Vikrant Duggal
Vikrant Duggal
• 2 min read

On Monday of this week Sahil Lavingia announced he was raising $5 million in new capital for Gumroad via Republic. I received the invitation around Noon and I saw about $1 million committed. While I did not invest, I want to share my thoughts on the opportunity.

I know the feeling of crushing a crowdfunding goal. I was part of the team that helped Hitch become the most backed bottle in crowdfunding history with over 15,000 backers.

Congratulations to Gumroad and 7,000+ investors.

There are generally two ways to invest in a company: a priced round, or a convertible instrument.

What is a priced round? A priced round is an offering and sale of newly-created stock in the company at an agreed-upon per share price. In Gumroad's case Naval Ravikant and Jason Fried invested in a priced-round and outside of the founder, those are the only two other equity holders.

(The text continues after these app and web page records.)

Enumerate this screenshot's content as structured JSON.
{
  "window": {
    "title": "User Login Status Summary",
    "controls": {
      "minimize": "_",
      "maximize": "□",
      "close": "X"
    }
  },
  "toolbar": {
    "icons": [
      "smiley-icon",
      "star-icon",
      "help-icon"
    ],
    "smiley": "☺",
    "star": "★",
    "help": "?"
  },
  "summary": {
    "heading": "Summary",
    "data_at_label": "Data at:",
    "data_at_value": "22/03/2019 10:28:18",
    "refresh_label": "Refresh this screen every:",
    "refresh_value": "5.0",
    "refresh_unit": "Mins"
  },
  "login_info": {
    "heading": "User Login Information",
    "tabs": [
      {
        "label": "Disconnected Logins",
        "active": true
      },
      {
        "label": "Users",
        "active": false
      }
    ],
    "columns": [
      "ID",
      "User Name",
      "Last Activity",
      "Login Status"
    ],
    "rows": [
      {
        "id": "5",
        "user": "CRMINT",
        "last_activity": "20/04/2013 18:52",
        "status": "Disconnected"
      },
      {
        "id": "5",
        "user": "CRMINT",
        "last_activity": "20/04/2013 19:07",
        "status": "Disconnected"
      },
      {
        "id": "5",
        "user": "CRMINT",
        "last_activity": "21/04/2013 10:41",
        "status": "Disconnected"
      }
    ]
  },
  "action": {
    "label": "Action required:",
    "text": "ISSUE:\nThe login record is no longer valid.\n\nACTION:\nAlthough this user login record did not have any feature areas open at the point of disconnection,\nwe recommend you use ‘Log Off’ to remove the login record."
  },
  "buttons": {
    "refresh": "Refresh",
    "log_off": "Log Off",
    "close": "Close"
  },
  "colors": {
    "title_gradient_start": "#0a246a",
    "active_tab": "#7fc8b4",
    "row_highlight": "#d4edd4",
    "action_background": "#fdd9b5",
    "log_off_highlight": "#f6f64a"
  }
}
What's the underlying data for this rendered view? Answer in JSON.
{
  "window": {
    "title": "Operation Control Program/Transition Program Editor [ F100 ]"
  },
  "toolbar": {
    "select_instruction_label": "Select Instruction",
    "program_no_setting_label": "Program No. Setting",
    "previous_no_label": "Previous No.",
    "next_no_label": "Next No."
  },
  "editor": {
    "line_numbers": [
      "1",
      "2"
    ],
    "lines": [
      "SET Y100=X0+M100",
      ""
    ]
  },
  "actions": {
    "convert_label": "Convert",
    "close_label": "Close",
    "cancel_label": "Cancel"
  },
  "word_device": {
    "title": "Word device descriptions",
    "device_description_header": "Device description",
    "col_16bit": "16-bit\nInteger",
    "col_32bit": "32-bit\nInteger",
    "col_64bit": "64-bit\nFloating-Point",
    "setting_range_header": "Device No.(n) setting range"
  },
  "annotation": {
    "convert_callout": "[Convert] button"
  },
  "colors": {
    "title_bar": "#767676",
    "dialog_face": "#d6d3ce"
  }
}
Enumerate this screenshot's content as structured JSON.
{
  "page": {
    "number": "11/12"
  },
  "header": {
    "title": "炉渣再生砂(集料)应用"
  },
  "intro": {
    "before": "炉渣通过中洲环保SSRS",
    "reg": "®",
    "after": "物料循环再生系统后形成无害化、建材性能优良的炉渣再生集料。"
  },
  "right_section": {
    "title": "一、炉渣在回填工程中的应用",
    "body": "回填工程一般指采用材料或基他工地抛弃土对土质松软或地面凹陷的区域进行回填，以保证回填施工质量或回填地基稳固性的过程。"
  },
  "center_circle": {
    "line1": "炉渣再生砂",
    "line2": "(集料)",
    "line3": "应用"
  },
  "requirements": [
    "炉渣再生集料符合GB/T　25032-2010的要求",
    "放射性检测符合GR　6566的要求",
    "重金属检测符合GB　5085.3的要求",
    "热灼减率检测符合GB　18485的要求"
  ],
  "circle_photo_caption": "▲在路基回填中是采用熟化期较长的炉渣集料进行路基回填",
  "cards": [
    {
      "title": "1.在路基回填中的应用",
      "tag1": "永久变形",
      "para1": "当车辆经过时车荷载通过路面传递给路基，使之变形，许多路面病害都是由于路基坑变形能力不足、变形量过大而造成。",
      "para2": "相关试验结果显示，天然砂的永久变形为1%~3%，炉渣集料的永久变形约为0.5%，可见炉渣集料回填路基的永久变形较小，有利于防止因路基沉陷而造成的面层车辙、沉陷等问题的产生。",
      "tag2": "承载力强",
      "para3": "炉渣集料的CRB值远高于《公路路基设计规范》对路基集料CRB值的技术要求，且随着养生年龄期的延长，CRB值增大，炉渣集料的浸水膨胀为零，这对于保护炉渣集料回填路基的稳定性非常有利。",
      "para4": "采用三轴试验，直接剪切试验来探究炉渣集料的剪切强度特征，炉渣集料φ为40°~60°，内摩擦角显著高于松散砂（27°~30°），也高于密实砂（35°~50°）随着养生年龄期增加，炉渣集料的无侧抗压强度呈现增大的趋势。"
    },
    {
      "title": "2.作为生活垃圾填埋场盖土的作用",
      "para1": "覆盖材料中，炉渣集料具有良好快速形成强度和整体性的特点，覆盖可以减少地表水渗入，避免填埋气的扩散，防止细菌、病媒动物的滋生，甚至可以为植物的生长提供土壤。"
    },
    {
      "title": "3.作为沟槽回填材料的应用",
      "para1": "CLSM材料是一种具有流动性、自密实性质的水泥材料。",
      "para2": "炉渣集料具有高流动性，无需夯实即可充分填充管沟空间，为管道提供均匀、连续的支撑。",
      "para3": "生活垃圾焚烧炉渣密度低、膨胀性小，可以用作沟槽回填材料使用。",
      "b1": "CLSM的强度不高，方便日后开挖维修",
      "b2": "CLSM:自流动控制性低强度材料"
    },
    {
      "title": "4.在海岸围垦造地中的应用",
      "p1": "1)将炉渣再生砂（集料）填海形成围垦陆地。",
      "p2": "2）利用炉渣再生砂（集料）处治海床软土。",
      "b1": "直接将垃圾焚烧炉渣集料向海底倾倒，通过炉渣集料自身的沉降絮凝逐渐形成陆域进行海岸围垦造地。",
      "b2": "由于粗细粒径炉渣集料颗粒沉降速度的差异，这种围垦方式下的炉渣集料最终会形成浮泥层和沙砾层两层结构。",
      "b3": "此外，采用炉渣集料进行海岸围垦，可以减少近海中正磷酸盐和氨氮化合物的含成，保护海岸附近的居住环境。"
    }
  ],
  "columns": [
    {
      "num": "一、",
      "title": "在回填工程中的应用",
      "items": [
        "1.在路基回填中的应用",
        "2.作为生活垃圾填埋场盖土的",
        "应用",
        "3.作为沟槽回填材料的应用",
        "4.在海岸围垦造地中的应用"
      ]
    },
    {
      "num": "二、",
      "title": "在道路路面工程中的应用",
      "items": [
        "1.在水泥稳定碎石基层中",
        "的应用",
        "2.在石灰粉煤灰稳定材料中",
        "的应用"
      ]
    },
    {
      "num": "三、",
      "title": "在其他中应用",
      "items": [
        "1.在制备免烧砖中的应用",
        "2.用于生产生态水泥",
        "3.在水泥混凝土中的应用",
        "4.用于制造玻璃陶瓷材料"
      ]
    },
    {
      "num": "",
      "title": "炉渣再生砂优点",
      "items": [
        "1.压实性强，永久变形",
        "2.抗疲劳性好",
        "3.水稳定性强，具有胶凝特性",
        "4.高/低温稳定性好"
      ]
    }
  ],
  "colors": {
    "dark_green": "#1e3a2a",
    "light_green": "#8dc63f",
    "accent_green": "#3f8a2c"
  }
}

What's a convertible instrument? A convertible instrument (e.g. convertible note, or SAFE) is where you enter a transaction and there is a possibility of the valuation of the company to be postponed. With Republic, each company can customize its Crowd SAFE. In Gumroad's case they include both a valuation cap ($100 million) and a discount (20%). Republic states that investors will receive whichever term is more favorable if there's a trigger event. In the case of Gumroad, an acquisition, or IPO fits the definition of a trigger event.

If the in the trigger event the company is valued greater than $100 million then investors get the benefit of the $100 million valuation. If the valuation is below $100 million they'll get a 20% discount.

If you were one of the 7,000 individuals who invested on Monday, you now have a financial stake in Gumroad, but you are not an immediate holder of equity.

In context, though this is amazing. In May 2016 when the U.S. Securities and Exchange Commission enacted Title III of the JOBS Act (aka "Regulation Crowdfunding," or Reg CF" for short) the game changed. What was once an asset class only available to the accredited investor now became more boradly accessible. Under Title III, the majority of the population can now invest in startups for the first time.

The rules currently allow an entrepreneur to raise up to $5 million in a 12-month period from non-accredited investors. Investors can invest a limited amount per 12-month period based on their income and net worth.

This means more investors and more startups.

On a personal note it's been awesome to see how far Sahil has come. I first met him in 2013 and his journey has been real. Last week I shared an essay on 67 statistics about the creator economy. There is a lot of momentum around companies that are supporting this economy. If you're an investor or a founder passionate about the space don't let this news scare you away from helping creators.

I'm curious to see what will change. $6 million is a lot of dough for a company with zero employees.

More importantly, I'm excited to welcome a new generation of investors - all 7,000 of you.

VC